__Requirement__
Search the listing below for the word "kind" and copy each line that holds it.

─── Recorded information ───

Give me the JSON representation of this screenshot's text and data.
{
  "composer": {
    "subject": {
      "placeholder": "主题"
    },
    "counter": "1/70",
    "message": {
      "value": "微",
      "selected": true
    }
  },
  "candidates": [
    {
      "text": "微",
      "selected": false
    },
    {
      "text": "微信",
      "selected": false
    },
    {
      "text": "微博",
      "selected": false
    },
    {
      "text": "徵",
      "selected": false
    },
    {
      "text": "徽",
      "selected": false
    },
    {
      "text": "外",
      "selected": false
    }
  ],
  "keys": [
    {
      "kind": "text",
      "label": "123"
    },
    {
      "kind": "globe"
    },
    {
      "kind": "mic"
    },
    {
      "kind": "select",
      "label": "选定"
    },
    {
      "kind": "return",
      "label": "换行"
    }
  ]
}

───

__Response to this exercise__
      "kind": "text",
      "kind": "globe"
      "kind": "mic"
      "kind": "select",
      "kind": "return",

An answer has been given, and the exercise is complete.